This document highlights core areas within key disciplines, for which undergraduate training at an introductory or intermediate level is valuable for research on intelligence that integrates computational modeling with empirical studies in neuroscience and cognitive science. Also outlines a few existing programs at academic partners of the Center for Brains, Minds, and Machines that embody cross-disciplinary training in different ways.
A highly interdisciplinary undergraduate academic program combines core courses in psychological science, neuroscience, neural computation, computer science, probability and statistics, with advanced electives in many areas of neuroscience, cognitive science, and computational modeling of biological systems. The new B.S. degree in Computation and Cognition, joint between the Departments of Brain and Cognitive Sciences and Electrical Engineering and Computer Science, focuses on computational and engineering approaches to brain science, cognition, and machine intelligence. Graduate training complements interdisciplinary coursework with cutting-edge research to prepare graduates for careers in research, teaching, or industry.
Academic tracks for undergraduates integrate introductory courses in psychological science and neuroscience, an advanced seminar, and a major concentration in areas such as computer science, psychology, or neuroscience/neurobiology. Students in this certificate program conduct thesis research and participate in an interdisciplinary symposium and research workshop. This initiative also supports graduate student activities that promote interdisciplinary research.
Researchers in the Center for Brain Science (CBS) study the structure and function of neural circuits, with the aim of understanding how these circuits govern behavior, how they change during development and aging, and how they underlie neurological and psychiatric disorders. CBS faculty participate in the new undergraduate concentration (major) in Neuroscience and the graduate program in Neuroscience, in which students conduct PhD thesis research in the Harvard Medical School Neurobiology department, in Harvard affiliated hospitals, or in the Faculty of Arts and Sciences.
The Cognitive Science program at JHU provides theoretically oriented research and academic training programs for undergraduates and graduate students that integrate the core approaches of cognitive psychology, linguistics, computer science and artificial intelligence, neuroscience, philosophy, and anthropology, to study the mind and brain.
The PhD program in Developmental and Brain Sciences at UMB focuses on understanding cognition, perception, and behavior during development of neural and hormonal mechanisms. Students follow a cognitive specialization that examines functional changes in perceptual and cognitive abilities or a behavioral specialization investigating neural and hormonal correlates of behavior.
The Neuroscience major at Wellesley combines core training in neuroscience with courses that can be drawn from biology, psychology, chemistry, computer science, math, and physics.
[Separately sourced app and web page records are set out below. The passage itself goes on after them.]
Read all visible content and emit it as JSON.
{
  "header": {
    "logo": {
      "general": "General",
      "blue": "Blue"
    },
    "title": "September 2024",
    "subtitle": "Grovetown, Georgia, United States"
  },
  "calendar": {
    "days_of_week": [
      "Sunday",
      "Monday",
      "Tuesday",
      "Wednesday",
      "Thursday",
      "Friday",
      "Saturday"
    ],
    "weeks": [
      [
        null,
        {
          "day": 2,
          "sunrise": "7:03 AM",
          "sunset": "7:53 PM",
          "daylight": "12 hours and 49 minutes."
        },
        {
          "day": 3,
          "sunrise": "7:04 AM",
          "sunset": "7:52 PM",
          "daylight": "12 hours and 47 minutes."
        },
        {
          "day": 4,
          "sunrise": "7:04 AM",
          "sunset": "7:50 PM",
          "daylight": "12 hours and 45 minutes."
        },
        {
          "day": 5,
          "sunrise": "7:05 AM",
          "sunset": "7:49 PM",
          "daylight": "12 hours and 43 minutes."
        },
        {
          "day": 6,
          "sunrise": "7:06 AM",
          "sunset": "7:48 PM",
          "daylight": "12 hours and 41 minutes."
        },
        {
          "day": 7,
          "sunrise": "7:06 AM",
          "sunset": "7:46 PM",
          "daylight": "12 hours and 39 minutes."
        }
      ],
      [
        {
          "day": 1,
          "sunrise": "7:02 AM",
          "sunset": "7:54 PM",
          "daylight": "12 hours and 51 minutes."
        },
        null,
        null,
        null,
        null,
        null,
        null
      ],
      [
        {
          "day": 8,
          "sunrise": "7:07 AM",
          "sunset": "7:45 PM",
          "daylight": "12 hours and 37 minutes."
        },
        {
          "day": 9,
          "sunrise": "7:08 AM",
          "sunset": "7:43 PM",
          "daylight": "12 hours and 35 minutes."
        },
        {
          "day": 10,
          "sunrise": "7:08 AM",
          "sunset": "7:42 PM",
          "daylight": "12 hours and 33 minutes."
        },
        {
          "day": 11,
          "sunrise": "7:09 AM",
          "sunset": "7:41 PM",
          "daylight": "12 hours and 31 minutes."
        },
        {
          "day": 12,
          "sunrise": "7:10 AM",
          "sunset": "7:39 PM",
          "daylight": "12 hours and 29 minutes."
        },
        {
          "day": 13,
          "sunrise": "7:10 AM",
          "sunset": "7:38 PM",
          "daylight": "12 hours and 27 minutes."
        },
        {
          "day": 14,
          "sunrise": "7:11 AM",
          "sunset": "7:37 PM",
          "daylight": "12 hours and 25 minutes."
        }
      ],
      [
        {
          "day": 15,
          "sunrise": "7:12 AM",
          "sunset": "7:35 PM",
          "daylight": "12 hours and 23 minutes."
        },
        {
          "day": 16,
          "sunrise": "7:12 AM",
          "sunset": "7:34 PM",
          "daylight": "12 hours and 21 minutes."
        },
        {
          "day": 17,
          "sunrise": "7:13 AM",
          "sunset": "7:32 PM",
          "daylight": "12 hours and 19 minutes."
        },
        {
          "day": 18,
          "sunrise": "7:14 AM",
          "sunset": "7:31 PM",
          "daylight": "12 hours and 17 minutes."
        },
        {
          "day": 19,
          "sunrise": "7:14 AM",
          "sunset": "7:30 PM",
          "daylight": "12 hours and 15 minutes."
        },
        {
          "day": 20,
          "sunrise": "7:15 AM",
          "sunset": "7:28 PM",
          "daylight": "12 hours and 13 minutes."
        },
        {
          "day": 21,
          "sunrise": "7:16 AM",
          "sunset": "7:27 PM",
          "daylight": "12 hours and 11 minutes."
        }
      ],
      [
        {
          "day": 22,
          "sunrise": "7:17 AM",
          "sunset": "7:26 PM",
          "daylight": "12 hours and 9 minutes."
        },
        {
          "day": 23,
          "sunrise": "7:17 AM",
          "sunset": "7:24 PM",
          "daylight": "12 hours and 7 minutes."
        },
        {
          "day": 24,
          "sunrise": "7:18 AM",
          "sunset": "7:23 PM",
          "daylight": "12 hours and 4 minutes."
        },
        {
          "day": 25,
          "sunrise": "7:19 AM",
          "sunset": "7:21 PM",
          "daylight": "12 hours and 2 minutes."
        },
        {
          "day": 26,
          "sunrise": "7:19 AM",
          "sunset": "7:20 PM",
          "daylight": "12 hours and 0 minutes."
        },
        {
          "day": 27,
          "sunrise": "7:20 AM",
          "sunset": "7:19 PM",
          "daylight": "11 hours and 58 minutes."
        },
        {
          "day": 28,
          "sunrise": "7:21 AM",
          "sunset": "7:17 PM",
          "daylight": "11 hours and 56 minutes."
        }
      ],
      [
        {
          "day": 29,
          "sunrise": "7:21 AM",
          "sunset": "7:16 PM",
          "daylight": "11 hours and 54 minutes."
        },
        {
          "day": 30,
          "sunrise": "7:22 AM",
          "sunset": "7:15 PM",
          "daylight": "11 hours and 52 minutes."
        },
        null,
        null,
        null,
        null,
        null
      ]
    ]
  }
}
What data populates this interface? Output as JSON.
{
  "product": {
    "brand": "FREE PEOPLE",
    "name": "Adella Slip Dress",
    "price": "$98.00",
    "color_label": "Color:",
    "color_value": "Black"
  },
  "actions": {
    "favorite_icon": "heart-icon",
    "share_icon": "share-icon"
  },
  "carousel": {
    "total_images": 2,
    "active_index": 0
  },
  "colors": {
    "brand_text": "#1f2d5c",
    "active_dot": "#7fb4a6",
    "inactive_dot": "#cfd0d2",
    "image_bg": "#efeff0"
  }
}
Students can concentrate in cellular and molecular neuroscience, cognitive neuroscience, or systems and computational neuroscience. The Cognitive and Linguistic Sciences major embodies the interdisciplinary study of language and mind, with concentrations in linguistics, psychology, philosophy, and computer science.